Aktuelle Forschungsartikel, die für Pflegefachpersonen im Feld neurologischer Pflege von Interesse sind
J Neurosurg. 2010 Mar;112(3):626-30.
Improvement in intensive care unit outcomes in patients with subarachnoid hemorrhage after initiation of neurointensivist co-management
Josephson SA, Douglas VC, Lawton MT, English JD, Smith WS, Ko NU.
Department of Neurology, University of California, San Francisco, California 94143, USA. email@example.com

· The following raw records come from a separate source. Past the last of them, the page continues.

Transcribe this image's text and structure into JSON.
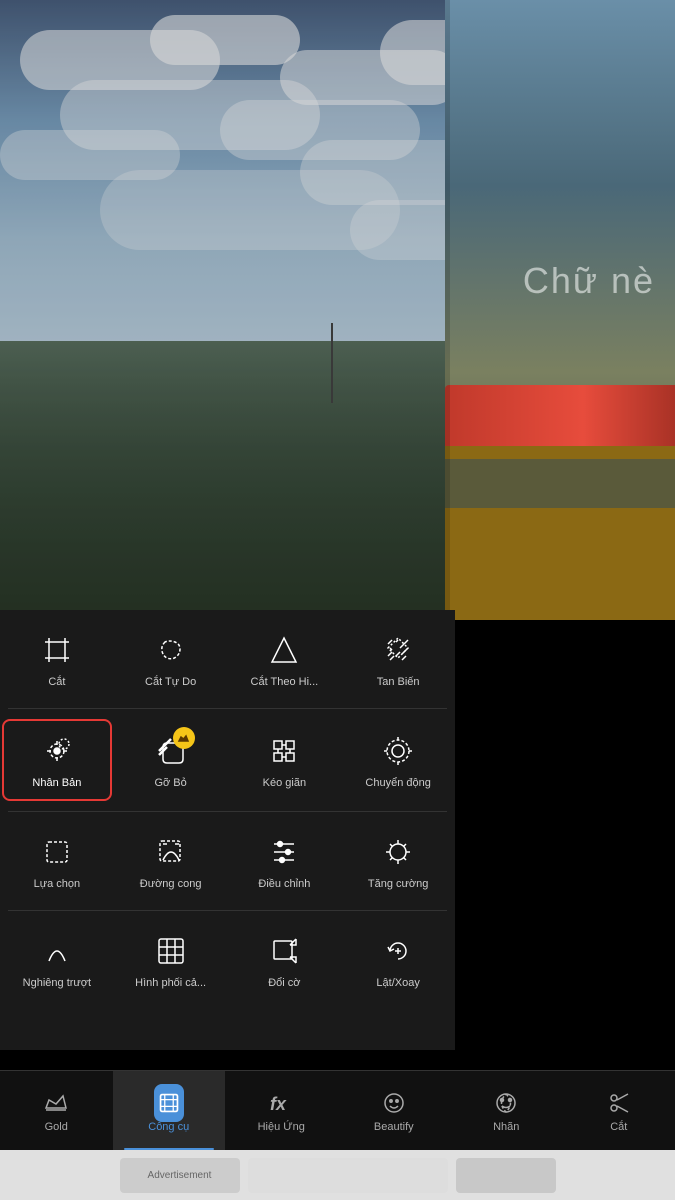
{
  "photo": {
    "overlay_text": "Chữ nè"
  },
  "tools": {
    "rows": [
      [
        {
          "id": "cat",
          "label": "Cắt",
          "icon": "crop",
          "selected": false,
          "premium": false
        },
        {
          "id": "cat-tu-do",
          "label": "Cắt Tự Do",
          "icon": "freehand-crop",
          "selected": false,
          "premium": false
        },
        {
          "id": "cat-theo-hi",
          "label": "Cắt Theo Hi...",
          "icon": "shape-crop",
          "selected": false,
          "premium": false
        },
        {
          "id": "tan-bien",
          "label": "Tan Biến",
          "icon": "dissolve",
          "selected": false,
          "premium": false
        }
      ],
      [
        {
          "id": "nhan-ban",
          "label": "Nhân Bản",
          "icon": "duplicate",
          "selected": true,
          "premium": false
        },
        {
          "id": "go-bo",
          "label": "Gỡ Bỏ",
          "icon": "remove-bg",
          "selected": false,
          "premium": true
        },
        {
          "id": "keo-gian",
          "label": "Kéo giãn",
          "icon": "stretch",
          "selected": false,
          "premium": false
        },
        {
          "id": "chuyen-dong",
          "label": "Chuyển động",
          "icon": "motion",
          "selected": false,
          "premium": false
        }
      ],
      [
        {
          "id": "lua-chon",
          "label": "Lựa chọn",
          "icon": "select",
          "selected": false,
          "premium": false
        },
        {
          "id": "duong-cong",
          "label": "Đường cong",
          "icon": "curve",
          "selected": false,
          "premium": false
        },
        {
          "id": "dieu-chinh",
          "label": "Điều chỉnh",
          "icon": "adjust",
          "selected": false,
          "premium": false
        },
        {
          "id": "tang-cuong",
          "label": "Tăng cường",
          "icon": "enhance",
          "selected": false,
          "premium": false
        }
      ],
      [
        {
          "id": "nghieng-truot",
          "label": "Nghiêng trượt",
          "icon": "tilt",
          "selected": false,
          "premium": false
        },
        {
          "id": "hinh-phoi-ca",
          "label": "Hình phối cả...",
          "icon": "blend",
          "selected": false,
          "premium": false
        },
        {
          "id": "doi-co",
          "label": "Đổi cờ",
          "icon": "resize",
          "selected": false,
          "premium": false
        },
        {
          "id": "lat-xoay",
          "label": "Lật/Xoay",
          "icon": "rotate",
          "selected": false,
          "premium": false
        }
      ]
    ]
  },
  "bottom_nav": {
    "items": [
      {
        "id": "gold",
        "label": "Gold",
        "icon": "crown",
        "active": false
      },
      {
        "id": "cong-cu",
        "label": "Công cụ",
        "icon": "crop-frame",
        "active": true
      },
      {
        "id": "hieu-ung",
        "label": "Hiệu Ứng",
        "icon": "fx",
        "active": false
      },
      {
        "id": "beautify",
        "label": "Beautify",
        "icon": "face",
        "active": false
      },
      {
        "id": "nhan",
        "label": "Nhãn",
        "icon": "sticker",
        "active": false
      },
      {
        "id": "cat-nav",
        "label": "Cắt",
        "icon": "scissors",
        "active": false
      }
    ]
  }
}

OBJECT: Neurointensivists are specialists trained to manage all aspects of the intensive care unit (ICU) stay of neurologically ill patients. No study to date has examined the role of neurointensivists specifically in subarachnoid hemorrhage (SAH) management. This study examined the use of a team-based neurointensivist co-management approach. METHODS: The authors reviewed all cases involving patients with SAH admitted to the neurosurgical service during a period of more than 4 years. A comparison was made between those patients admitted before and those admitted after the initiation of a mandatory neurointensivist co-management strategy. The primary outcome examined was length of ICU stay. Secondary outcomes included in-hospital mortality, ventriculoperitoneal shunt placement, and other complications such as fever, antibiotic use, pressor utilization, and ventilator-associated pneumonia. RESULTS: A total of 512 patients were included, 216 prior to and 296 after the initiation of neurointensivist comanagement. Length of ICU stay was significantly decreased after the initiation of neurointensivist co-management (mean 12.4 vs 10.9 days, p = 0.02), even after adjusting for demographic characteristics and admission Hunt and Hess grade. The percentage of patients requiring a ventriculoperitoneal shunt significantly decreased after initiation of the co-management approach (23.0 vs 11.5%, p = 0.001), but in-house mortality was unaffected. CONCLUSIONS: Initiation of a strategy of routine involvement of a neurointensivist, charged with managing all aspects of the patients' care, resulted in a significantly reduced length of ICU stay for neurosurgical SAH patients. This team-based approach, using neurointensivists to manage neurosurgical SAH patients, merits further study as a successful model of care.
J Neurol. 2010 Feb;257(2):247-52. Epub 2009 Sep 1.
Cognitive status of patients with Parkinson's disease and pathological gambling
Siri C, Cilia R, De Gaspari D, Canesi M, Meucci N, Zecchinelli AL, Pezzoli G, Antonini A.
Parkinson Institute, Istituti Clinici di Perfezionamento, 20126, Milan, Italy. firstname.lastname@example.org
The cognitive status of patients with Parkinson's disease (PD) who developed pathological gambling (PG) during dopamine replacement therapy has been poorly explored. We compared clinical and cognitive features of 21 consecutive PD patients with active PG (PD-PG) versus 42 PD controls of similar disease duration without any impulse control disorder. All patients underwent full neuropsychological testing to evaluate executive and other frontal lobe-related functions, attention, learning and memory, language, visuospatial abilities and neuropsychiatric status [using Geriatric Depression Scale (GDS) and Neuropsychiatric Inventory (NPI)] as well as the South Oaks Gambling Screen Scale (SOGS). PD-PG were younger (60.4 vs. 64.9, p = 0.01) and more frequently of male gender (85 vs. 57%, p = 0.02). The two groups did not differ in medication dosages and kind of dopamine agonist. PD-PG had higher MMSE (29.1 vs. 27.4, p = 0.02) and performed better at Rey Auditory Verbal learning Test (45.9 vs. 40.4, p = 0.04), verbal phonemic fluencies (38.7 vs. 31.8, p = 0.02), verbal semantic fluencies (44.9 vs. 37.4, p = 0.01) and attentive matrices (47.6 vs. 43.5, p = 0.05) while the remaining cognitive performances were comparable to controls. Moreover, based on the NPI, PD-PG had higher aggressiveness, irritability, disinhibition and eating disorders than controls. In conclusion the occurrence of PG in our cohort of patients with PD was associated with preserved executive functions.